## What is being asked
Within the data below, find the string "type" and return each line where it occurs.

## Extracted records
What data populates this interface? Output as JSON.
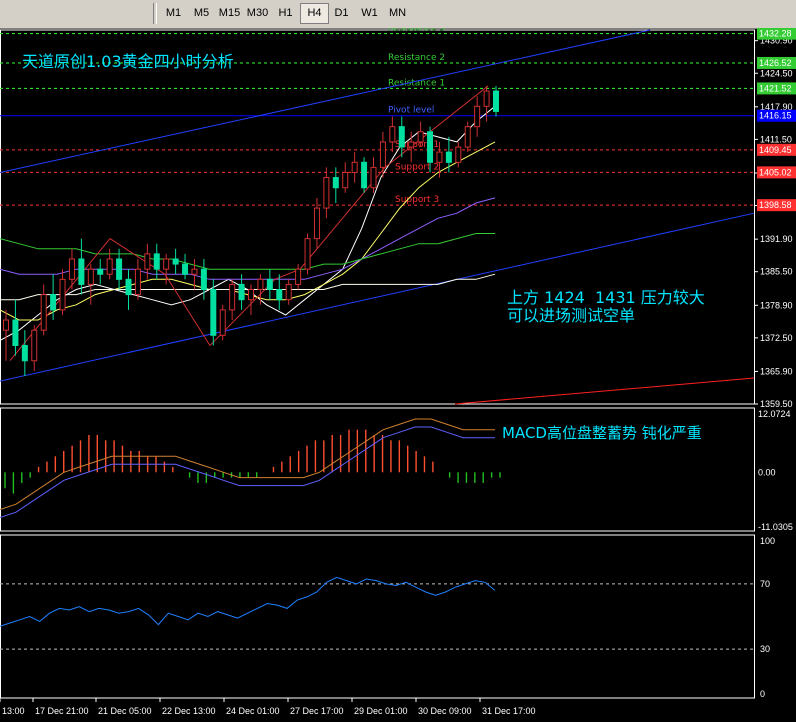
{
  "toolbar": {
    "timeframes": [
      "M1",
      "M5",
      "M15",
      "M30",
      "H1",
      "H4",
      "D1",
      "W1",
      "MN"
    ],
    "active": "H4"
  },
  "annotations": {
    "title": "天道原创1.03黄金四小时分析",
    "comment_line1": "上方 1424  1431 压力较大",
    "comment_line2": "可以进场测试空单",
    "macd_comment": "MACD高位盘整蓄势 钝化严重"
  },
  "colors": {
    "background": "#000000",
    "bull_candle": "#000000",
    "bear_candle": "#00e0a0",
    "candle_outline_up": "#d03030",
    "ma_fast": "#ffffff",
    "ma_mid": "#ffff66",
    "ma_slow": "#9060ff",
    "ma_green": "#33cc33",
    "ma_long": "#ffffee",
    "channel": "#2040ff",
    "resistance": "#33ff33",
    "support": "#ff3030",
    "pivot": "#0000ff",
    "annotation": "#00e5ff"
  },
  "chart_data": [
    {
      "type": "candlestick",
      "title": "",
      "x_tick_labels": [
        "13:00",
        "17 Dec 21:00",
        "21 Dec 05:00",
        "22 Dec 13:00",
        "24 Dec 01:00",
        "27 Dec 17:00",
        "29 Dec 01:00",
        "30 Dec 09:00",
        "31 Dec 17:00"
      ],
      "y_tick_labels": [
        1430.9,
        1424.5,
        1417.9,
        1411.5,
        1404.9,
        1398.5,
        1391.9,
        1385.5,
        1378.9,
        1372.5,
        1365.9,
        1359.5
      ],
      "ylim": [
        1359.5,
        1433
      ],
      "price_tags": [
        {
          "label": "1432.28",
          "value": 1432.28,
          "color": "#33cc33"
        },
        {
          "label": "1426.52",
          "value": 1426.52,
          "color": "#33cc33"
        },
        {
          "label": "1421.52",
          "value": 1421.52,
          "color": "#33cc33"
        },
        {
          "label": "1416.15",
          "value": 1416.15,
          "color": "#0000ff"
        },
        {
          "label": "1409.45",
          "value": 1409.45,
          "color": "#ff3030"
        },
        {
          "label": "1405.02",
          "value": 1405.02,
          "color": "#ff3030"
        },
        {
          "label": "1398.58",
          "value": 1398.58,
          "color": "#ff3030"
        }
      ],
      "levels": [
        {
          "name": "Resistance 3",
          "value": 1432.28,
          "kind": "resistance"
        },
        {
          "name": "Resistance 2",
          "value": 1426.52,
          "kind": "resistance"
        },
        {
          "name": "Resistance 1",
          "value": 1421.52,
          "kind": "resistance"
        },
        {
          "name": "Pivot level",
          "value": 1416.15,
          "kind": "pivot"
        },
        {
          "name": "Support 1",
          "value": 1409.45,
          "kind": "support"
        },
        {
          "name": "Support 2",
          "value": 1405.02,
          "kind": "support"
        },
        {
          "name": "Support 3",
          "value": 1398.58,
          "kind": "support"
        }
      ],
      "candles": [
        [
          1374,
          1378,
          1368,
          1376
        ],
        [
          1376,
          1380,
          1369,
          1371
        ],
        [
          1371,
          1374,
          1365,
          1368
        ],
        [
          1368,
          1375,
          1366,
          1374
        ],
        [
          1374,
          1383,
          1373,
          1381
        ],
        [
          1381,
          1385,
          1376,
          1378
        ],
        [
          1378,
          1386,
          1377,
          1384
        ],
        [
          1384,
          1390,
          1382,
          1388
        ],
        [
          1388,
          1392,
          1381,
          1383
        ],
        [
          1383,
          1387,
          1379,
          1386
        ],
        [
          1386,
          1388,
          1383,
          1385
        ],
        [
          1385,
          1390,
          1384,
          1388
        ],
        [
          1388,
          1390,
          1382,
          1384
        ],
        [
          1384,
          1386,
          1378,
          1381
        ],
        [
          1381,
          1388,
          1380,
          1386
        ],
        [
          1386,
          1391,
          1384,
          1389
        ],
        [
          1389,
          1391,
          1384,
          1386
        ],
        [
          1386,
          1389,
          1383,
          1388
        ],
        [
          1388,
          1390,
          1385,
          1387
        ],
        [
          1387,
          1389,
          1384,
          1385
        ],
        [
          1385,
          1388,
          1382,
          1386
        ],
        [
          1386,
          1388,
          1380,
          1382
        ],
        [
          1382,
          1384,
          1371,
          1373
        ],
        [
          1373,
          1379,
          1372,
          1378
        ],
        [
          1378,
          1384,
          1376,
          1383
        ],
        [
          1383,
          1385,
          1378,
          1380
        ],
        [
          1380,
          1383,
          1377,
          1382
        ],
        [
          1382,
          1385,
          1379,
          1384
        ],
        [
          1384,
          1386,
          1380,
          1382
        ],
        [
          1382,
          1385,
          1378,
          1380
        ],
        [
          1380,
          1384,
          1379,
          1383
        ],
        [
          1383,
          1387,
          1382,
          1386
        ],
        [
          1386,
          1393,
          1385,
          1392
        ],
        [
          1392,
          1400,
          1390,
          1398
        ],
        [
          1398,
          1406,
          1396,
          1404
        ],
        [
          1404,
          1406,
          1399,
          1402
        ],
        [
          1402,
          1407,
          1401,
          1405
        ],
        [
          1405,
          1409,
          1403,
          1407
        ],
        [
          1407,
          1408,
          1401,
          1402
        ],
        [
          1402,
          1408,
          1401,
          1406
        ],
        [
          1406,
          1413,
          1404,
          1411
        ],
        [
          1411,
          1416,
          1409,
          1414
        ],
        [
          1414,
          1416,
          1408,
          1410
        ],
        [
          1410,
          1413,
          1407,
          1411
        ],
        [
          1411,
          1415,
          1410,
          1413
        ],
        [
          1413,
          1414,
          1405,
          1407
        ],
        [
          1407,
          1411,
          1404,
          1409
        ],
        [
          1409,
          1412,
          1405,
          1407
        ],
        [
          1407,
          1411,
          1406,
          1410
        ],
        [
          1410,
          1415,
          1409,
          1414
        ],
        [
          1414,
          1420,
          1412,
          1418
        ],
        [
          1418,
          1422,
          1415,
          1421
        ],
        [
          1421,
          1422,
          1416,
          1417
        ]
      ],
      "moving_averages": [
        {
          "name": "",
          "color": "#ffffff",
          "values": [
            1372,
            1374,
            1377,
            1380,
            1382,
            1383,
            1382,
            1381,
            1380,
            1379,
            1380,
            1382,
            1384,
            1382,
            1379,
            1377,
            1380,
            1383,
            1386,
            1394,
            1404,
            1410,
            1413,
            1412,
            1411,
            1415,
            1418
          ]
        },
        {
          "name": "",
          "color": "#ffff66",
          "values": [
            1378,
            1376,
            1376,
            1378,
            1379,
            1381,
            1382,
            1383,
            1384,
            1384,
            1383,
            1382,
            1382,
            1381,
            1380,
            1380,
            1381,
            1383,
            1385,
            1388,
            1393,
            1398,
            1402,
            1405,
            1407,
            1409,
            1411
          ]
        },
        {
          "name": "",
          "color": "#9060ff",
          "values": [
            1386,
            1385,
            1385,
            1385,
            1386,
            1386,
            1386,
            1386,
            1385,
            1385,
            1385,
            1384,
            1384,
            1384,
            1384,
            1384,
            1384,
            1385,
            1386,
            1388,
            1390,
            1392,
            1394,
            1396,
            1397,
            1399,
            1400
          ]
        },
        {
          "name": "",
          "color": "#33cc33",
          "values": [
            1392,
            1391,
            1390,
            1390,
            1390,
            1389,
            1389,
            1389,
            1388,
            1388,
            1387,
            1386,
            1386,
            1386,
            1386,
            1386,
            1386,
            1387,
            1387,
            1388,
            1389,
            1390,
            1391,
            1391,
            1392,
            1393,
            1393
          ]
        },
        {
          "name": "",
          "color": "#ffffee",
          "values": [
            1380,
            1380,
            1381,
            1381,
            1381,
            1382,
            1382,
            1382,
            1382,
            1382,
            1382,
            1382,
            1382,
            1382,
            1382,
            1382,
            1382,
            1382,
            1383,
            1383,
            1383,
            1383,
            1383,
            1383,
            1384,
            1384,
            1385
          ]
        }
      ]
    },
    {
      "type": "bar",
      "title": "",
      "y_tick_labels": [
        12.0724,
        0.0,
        -11.0305
      ],
      "ylim": [
        -11.0305,
        12.0724
      ],
      "histogram": [
        -3,
        -4,
        -2,
        -1,
        1,
        2,
        3,
        4,
        5,
        6,
        7,
        7,
        6,
        6,
        5,
        4,
        4,
        3,
        3,
        2,
        1,
        0,
        -1,
        -2,
        -2,
        -1,
        -1,
        -1,
        -1,
        -1,
        -1,
        0,
        1,
        2,
        3,
        4,
        5,
        6,
        6,
        7,
        7,
        8,
        8,
        8,
        7,
        7,
        6,
        6,
        5,
        4,
        3,
        2,
        0,
        -1,
        -2,
        -2,
        -2,
        -2,
        -1,
        -1
      ],
      "signal": [
        -7,
        -6,
        -4,
        -2,
        0,
        1,
        2,
        3,
        3,
        3,
        3,
        3,
        2,
        1,
        0,
        -1,
        -1,
        -1,
        -1,
        -1,
        0,
        2,
        4,
        6,
        8,
        9,
        10,
        10,
        9,
        8,
        8,
        8
      ]
    },
    {
      "type": "line",
      "title": "",
      "y_tick_labels": [
        100,
        70,
        30,
        0
      ],
      "ylim": [
        0,
        100
      ],
      "levels": [
        70,
        30
      ],
      "values": [
        44,
        46,
        48,
        50,
        47,
        52,
        55,
        54,
        56,
        53,
        55,
        54,
        52,
        53,
        55,
        51,
        45,
        52,
        50,
        48,
        52,
        50,
        53,
        51,
        49,
        52,
        55,
        58,
        57,
        55,
        60,
        62,
        65,
        71,
        74,
        72,
        70,
        73,
        72,
        70,
        69,
        71,
        68,
        65,
        63,
        65,
        68,
        70,
        72,
        71,
        66
      ]
    }
  ]
}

## Solution below
      "type": "candlestick",
      "type": "bar",
      "type": "line",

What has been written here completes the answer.